(Excluding relief from public funds and education of the young blind) More than $25 per blind person.-Connecticut, Delaware, Massachusetts, Missouri, New Hampshire, New York. California, Colorado, Illinois, Indiana, From $5 to $25 per blind Kentucky, Louisiana, Maine, Maryland, Michigan, New Jersey, Ohio, Pennsyl­ vania, Oregon, Rhode Island, Utah, Vermont, Virginia, Wisconsin, Wyoming. Alabama, Florida, Iowa, Kansas, Minnesota, Less than $5 per blind Mississippi, North Carolina, Oklahoma, South Carolina, Tennessee, Texas, * Washington, West Virginia. No expenditure.-Arizona, Arkansas, Georgia, Idaho, Montana, Nebraska, Nevada, New Mexico, North Dakota, South Dakota.

Senator GEORGE. The map may be left with the secretary of the committee. I do not know that it can be incorporated in the record, because there is some difficulty about incorporating these maps in the record, but we will have it for reference. I understand you have another witness who you wish heard at this time? IRWIN. Yes; if he can be heard, Mr. Lewis H. OF LEWIS SOCIETY FOR CARRIS, PREVENTION DIRECTOR, BLINDNESS,

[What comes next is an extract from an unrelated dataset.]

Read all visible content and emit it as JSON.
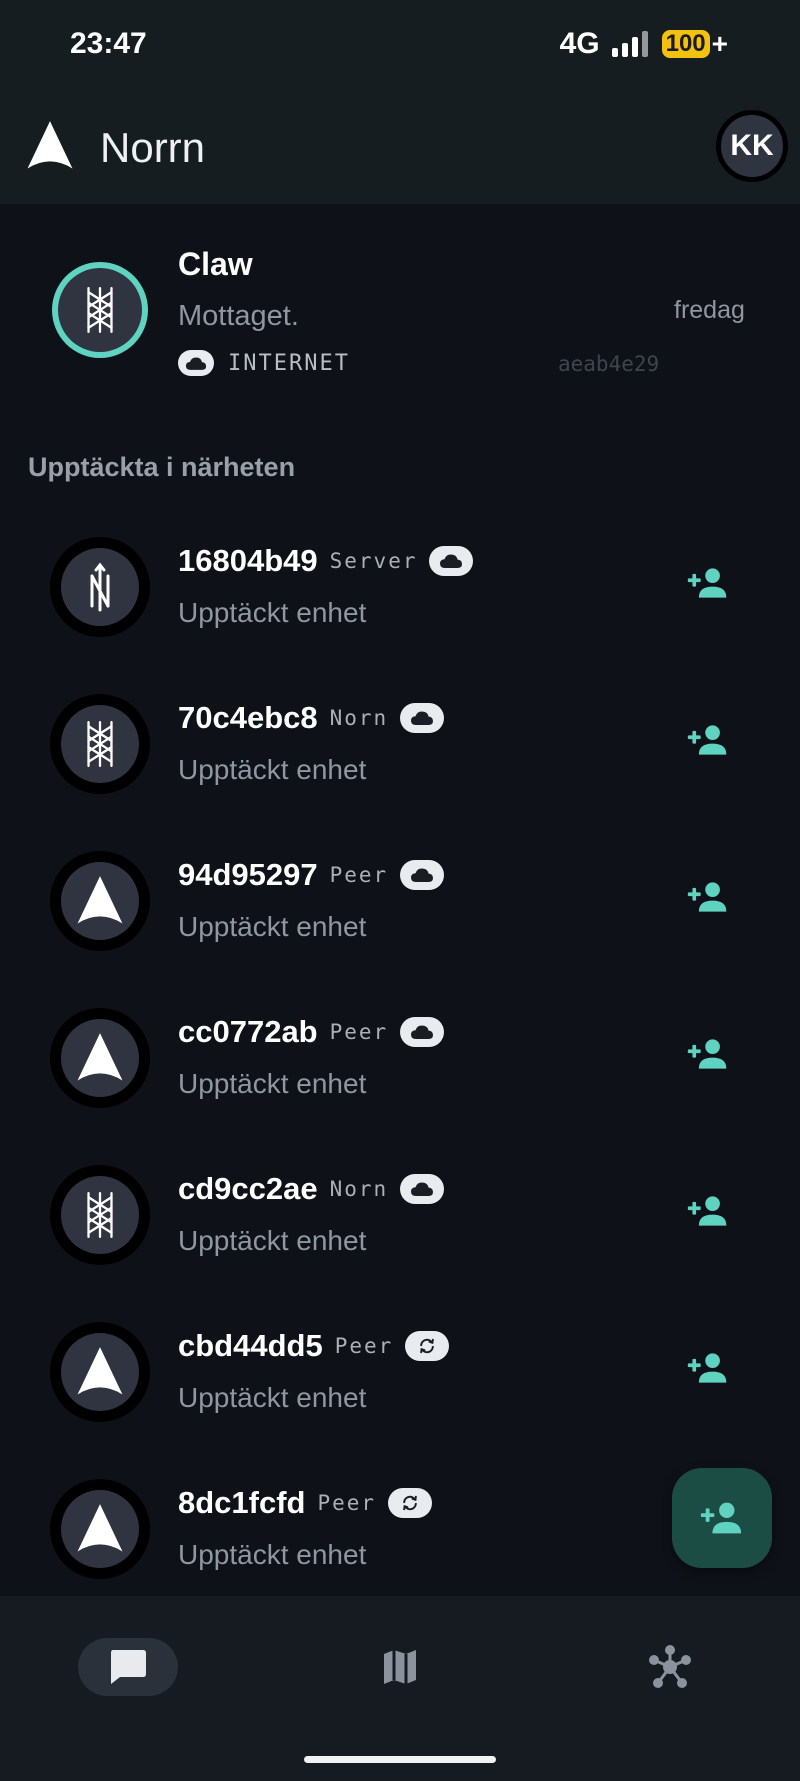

Mr. CARRIS. I shall be very brief, Mr. Chairman. The National Society for the Prevention of Blindness approve the suggestions which Mr. Irwin has made. We of course are particularly interested